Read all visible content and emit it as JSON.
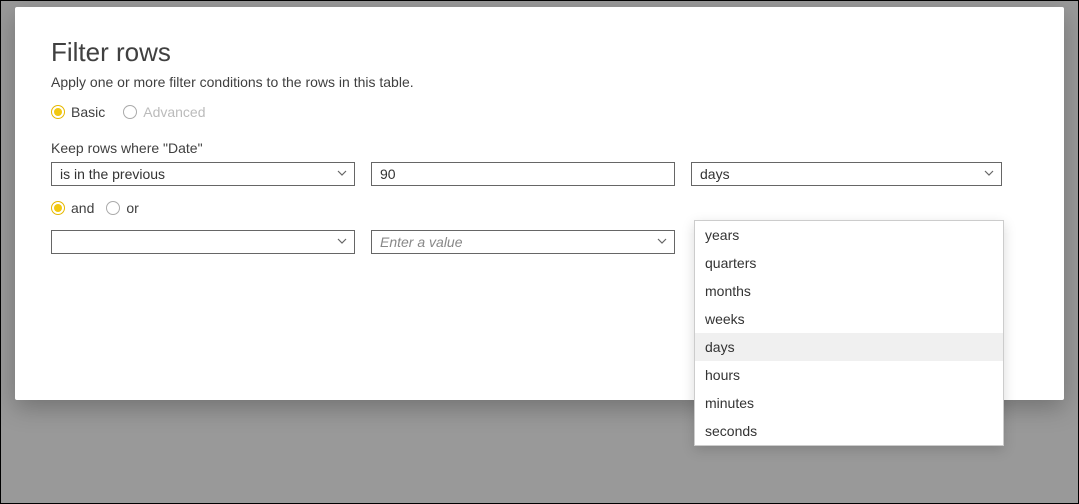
{
  "title": "Filter rows",
  "subtitle": "Apply one or more filter conditions to the rows in this table.",
  "mode": {
    "basic": "Basic",
    "advanced": "Advanced"
  },
  "keep_label": "Keep rows where \"Date\"",
  "row1": {
    "operator": "is in the previous",
    "value": "90",
    "unit": "days"
  },
  "combiner": {
    "and": "and",
    "or": "or"
  },
  "row2": {
    "operator": "",
    "value_placeholder": "Enter a value"
  },
  "unit_options": [
    "years",
    "quarters",
    "months",
    "weeks",
    "days",
    "hours",
    "minutes",
    "seconds"
  ],
  "unit_selected_index": 4
}
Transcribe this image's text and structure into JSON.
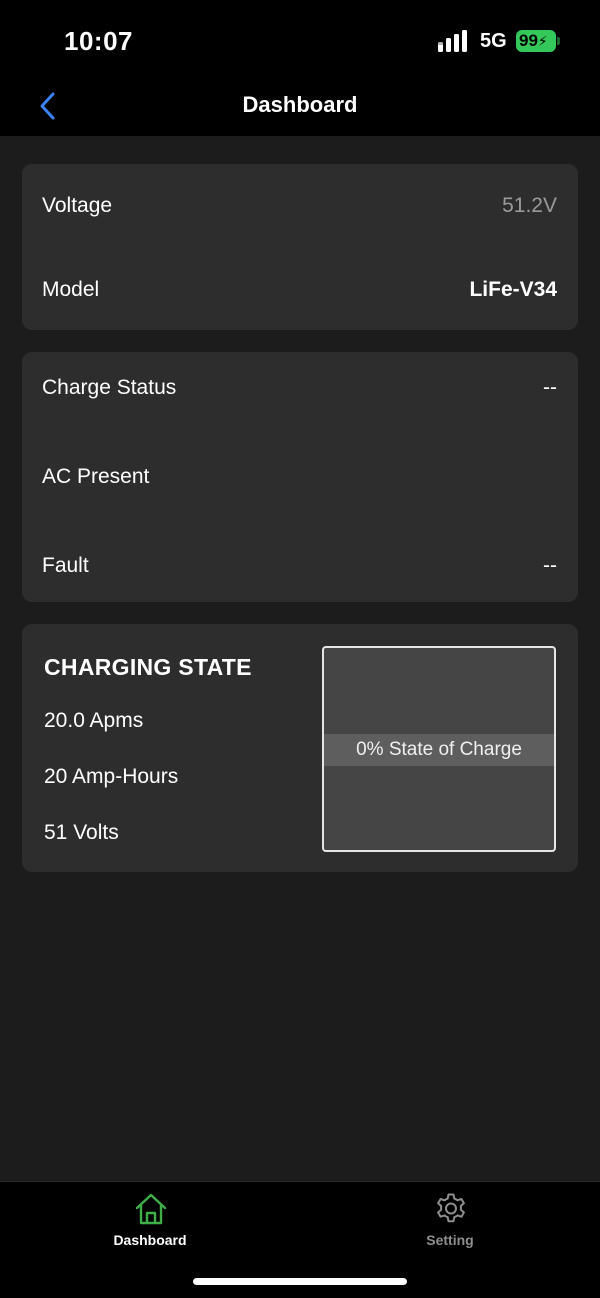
{
  "status_bar": {
    "time": "10:07",
    "network": "5G",
    "battery": "99",
    "battery_color": "#34c759"
  },
  "nav": {
    "title": "Dashboard",
    "back_icon": "chevron-left-icon",
    "accent_color": "#3b82f6"
  },
  "battery_info": {
    "voltage_label": "Voltage",
    "voltage_value": "51.2V",
    "model_label": "Model",
    "model_value": "LiFe-V34"
  },
  "charge_info": {
    "charge_status_label": "Charge Status",
    "charge_status_value": "--",
    "ac_present_label": "AC Present",
    "ac_present_value": "",
    "fault_label": "Fault",
    "fault_value": "--"
  },
  "charging_state": {
    "title": "CHARGING STATE",
    "amps": "20.0 Apms",
    "amp_hours": "20 Amp-Hours",
    "volts": "51 Volts",
    "state_of_charge_label": "0% State of Charge",
    "state_of_charge_percent": 0
  },
  "tab_bar": {
    "tabs": [
      {
        "label": "Dashboard",
        "icon": "home-icon",
        "active": true,
        "color": "#3fae49"
      },
      {
        "label": "Setting",
        "icon": "gear-icon",
        "active": false,
        "color": "#8e8e8e"
      }
    ]
  }
}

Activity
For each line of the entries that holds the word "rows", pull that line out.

Solution to this task
  "title": "Filter rows",
  "subtitle": "Apply one or more filter conditions to the rows in this table.",
  "keep_label": "Keep rows where \"Date\"",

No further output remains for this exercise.